I have a day off work. I decide to go to the local archery shop. It’s miles away and located in a barn on a country road, but thanks to sat nav and asking a stranger I get there. It’s not particularly busy and I spend an hour and twenty minutes chatting to the assistant. He’s ex-army and done 30 years of archery, and competed at regional level (one up from county level, one down from national.) He shows me the recurve bows, the flat bows, the long bows and the compound bows. What’s the difference? I’ve tried to encapsulate my understanding here:
Long bow – a bit of wood with a leather grasp, no shelf, not particularly accurate or easy to use or fast, but traditional and fun
Flat bow – like a longbow, but ergonomic hand grasp, and shelf for the arrow to sit on, not so fast or accurate, good for beginners, cheaper, doesn’t recurve
Recurve – has limbs that look like half-a-ski and which curve back in on themselves, limbs interchangeable so you can increase poundage over time, fast and accurate
Hunters bow – one piece of wood, like a flat bow, but does have recurve, and has a shelf
Compound – latest tech, all wheels and pulleys, not necessarily for a beginner, expensive, very fast and accurate, practically a machine
I got to shoot an Eagle flatbow and having not shot for a week was not very good, which was embarrassing. He taught me a little and I got better, but I didn’t like the flatbow and struggled to keep the arrow on it, although perhaps this is because my club’s recurve has a little rubber bit (don’t know the name for it) which keeps the arrow in place. Having warmed up a bit, though, when I got to shoot the longbow I did quite well and really enjoyed it.
But the real benefit here was that drawing back the bow I was shuddering a bit and he said not to pull with my arm, but shoulder, and the way to do this was to pretend you were elbowing someone in the face behind you, just sock it to them with the elbow. Focussing on the elbow going back totally changed my focus, made the motion fast and smooth, engaged my shoulders, and suddenly the string seemed lighter. I had learnt something new and valuable and it made the trip worthwhile just for that. But he taught me one more thing, which was to keep my fingers farther apart when shooting so as not to twang the string. How many times have I heard this now and I’m still getting it wrong?
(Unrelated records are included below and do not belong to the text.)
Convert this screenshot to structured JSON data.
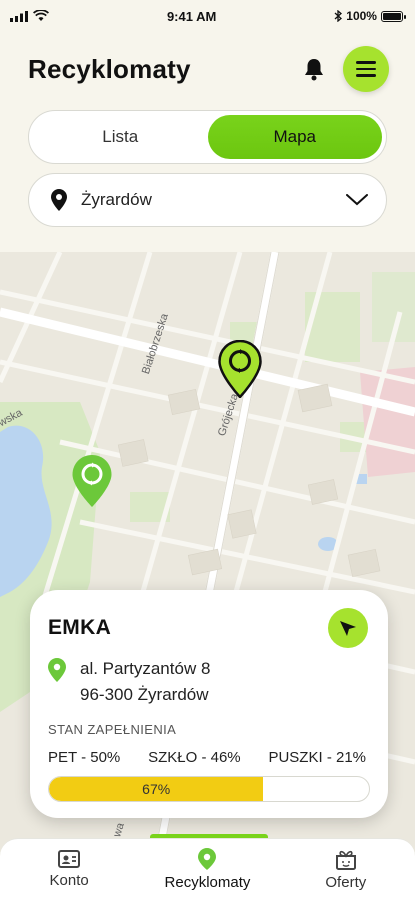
{
  "status_bar": {
    "time": "9:41 AM",
    "battery": "100%"
  },
  "header": {
    "title": "Recyklomaty"
  },
  "view_toggle": {
    "options": [
      "Lista",
      "Mapa"
    ],
    "selected": "Mapa"
  },
  "city_select": {
    "value": "Żyrardów"
  },
  "map": {
    "street_labels": [
      "Białobrzeska",
      "Grójecka",
      "wska",
      "wa"
    ],
    "markers": [
      {
        "name": "recycling-machine-marker-1",
        "selected": true
      },
      {
        "name": "recycling-machine-marker-2",
        "selected": false
      }
    ]
  },
  "card": {
    "name": "EMKA",
    "address_line1": "al. Partyzantów 8",
    "address_line2": "96-300 Żyrardów",
    "fill_label": "STAN ZAPEŁNIENIA",
    "fill_items": [
      "PET - 50%",
      "SZKŁO - 46%",
      "PUSZKI - 21%"
    ],
    "progress_label": "67%",
    "progress_value": 0.67
  },
  "tabs": [
    {
      "label": "Konto",
      "icon": "account-card-icon"
    },
    {
      "label": "Recyklomaty",
      "icon": "location-pin-icon"
    },
    {
      "label": "Oferty",
      "icon": "gift-icon"
    }
  ],
  "colors": {
    "accent": "#a6e22e",
    "active_segment": "#79d31b",
    "progress": "#f2cc13",
    "marker": "#8ed81e"
  }
}
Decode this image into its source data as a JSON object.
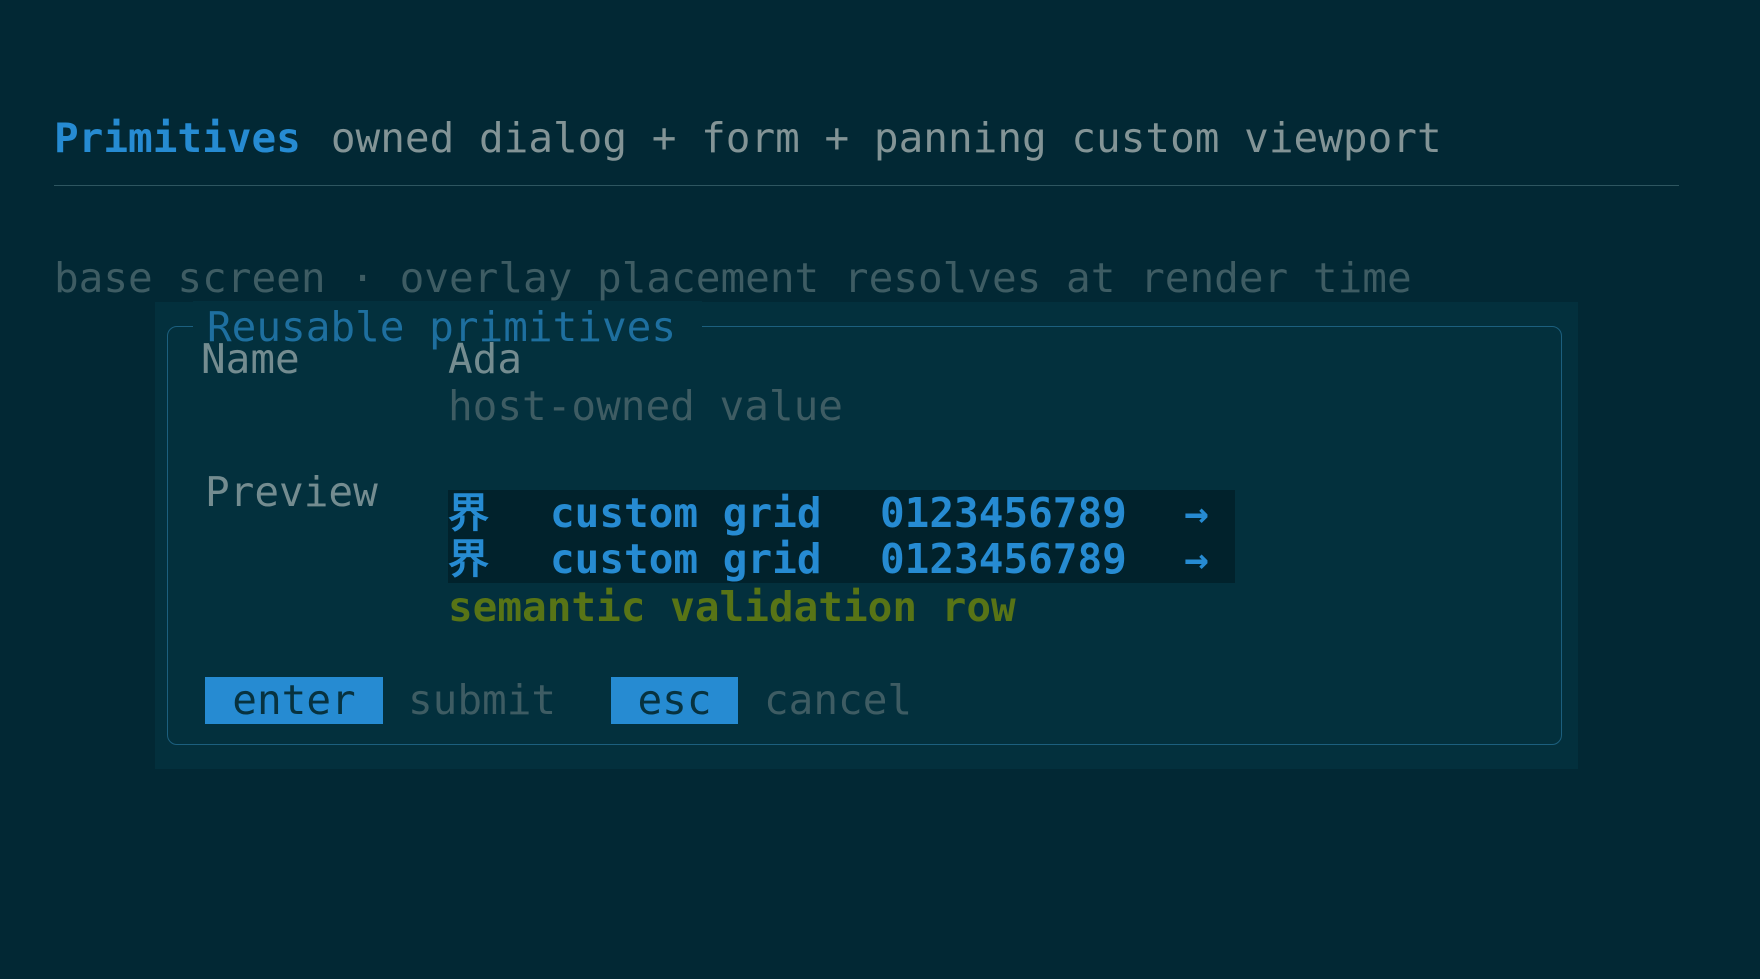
{
  "header": {
    "title": "Primitives",
    "subtitle": "owned dialog + form + panning custom viewport"
  },
  "base_screen": {
    "text": "base screen · overlay placement resolves at render time"
  },
  "dialog": {
    "title": "Reusable primitives",
    "form": {
      "name_label": "Name",
      "name_value": "Ada",
      "name_hint": "host-owned value",
      "preview_label": "Preview"
    },
    "preview_rows": [
      {
        "glyph": "界",
        "text": "custom grid",
        "digits": "0123456789",
        "arrow": "→"
      },
      {
        "glyph": "界",
        "text": "custom grid",
        "digits": "0123456789",
        "arrow": "→"
      }
    ],
    "validation_row": "semantic validation row",
    "actions": [
      {
        "key": "enter",
        "label": "submit"
      },
      {
        "key": "esc",
        "label": "cancel"
      }
    ]
  },
  "colors": {
    "background": "#022834",
    "accent": "#268bd2",
    "validation": "#587416"
  }
}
Although he had started trying to sell me a flatbow, he could see I didn’t really get on with it but said not to get a longbow. No point paying £350 for one at 30# (that’s a pull weight of 30 lbs) only to need another one six months later when you’re strong and want 40# or 50#. Because longbows are made to your height and draw length, they’re not easy to sell, and you can’t adjust them to make the poundage heavier. But, on a recurve, you can replace the limbs relatively cheaply. He suggested the recurve might be good if you’re getting into competitions and want to hit your targets, plus you can put a sight on it when you want to and can try tech out with it. I started to think a recurve would be for me, and I’d move to longbow after a while when I was stronger and would know I was buying the right thing. I determined to speak to my coach about it.
After all that time, teaching and entertainment, I felt I wanted to buy something – so I bought the latest three editions of Bow International magazine. I’d wanted to read this magazine anyway, but hadn’t found it in my local newsagents.